Yesterday, I skimmed through a book review in the newspaper. It was yet another book written on how reading Harry Potter will turn your child into an evil, spell spinning satanic minion.
The author of the book, whose name I can't remember nor do I care to find out, and the author of the review seem to place great importance on the fact that Tolkein is okay because he was a Catholic. Lewis (of Narnia) is okay because he was a -gasp- atheist, but found Jesus through reading Tolkein.
JK Rowling, however, "claims" to be a Christain, but is "non-practicing" and she has done -gasp- "extensive research in the occult". Triple gasp.
Really, I don't get this. If you are so fervent in your beliefs that you feel that reading a fantasy book (and I don't care that it is set in present time, it IS fantasy) will destroy your indoctrination of your children in to those beliefs, then hey, don't let them read the books.
Most of us, however, including most children can differentiate between fantasy and reality. Most of us do not panic when our child says, "Wouldn't it be cool if we could use wands and fly on broomsticks?"
Because it would be cool.
It's this not-so-little thing called imagination at work. It's not the beginning of a life of evil. I mean, don't you sometimes imagine, what if? What if I won the lottery? Then you have a nice little daydream, IMAGINING all the things you would do. You don't then go out and rob a bank to make it come true, do you?

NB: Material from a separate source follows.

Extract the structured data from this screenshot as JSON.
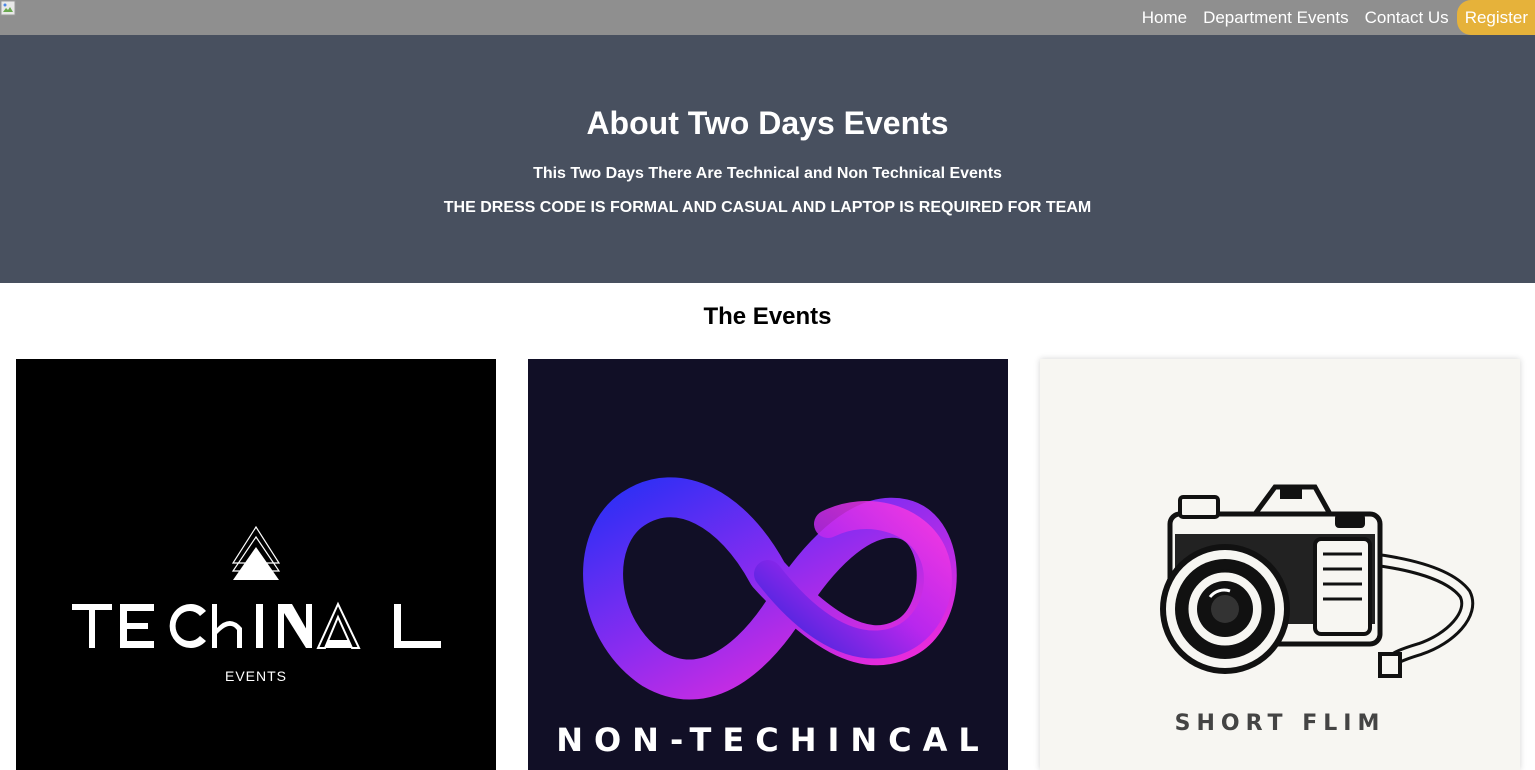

But you deny your children the pleasure of "what if".
And besides all that, I really don't see what is so bad. I mean, Harry and his pals represent good, love, hope, family and Voldemort represents hate, fear, distrust and isolation. Good vs. evil if you will. That's pretty standard to almost every epic tale, is it not?
Including the Bible?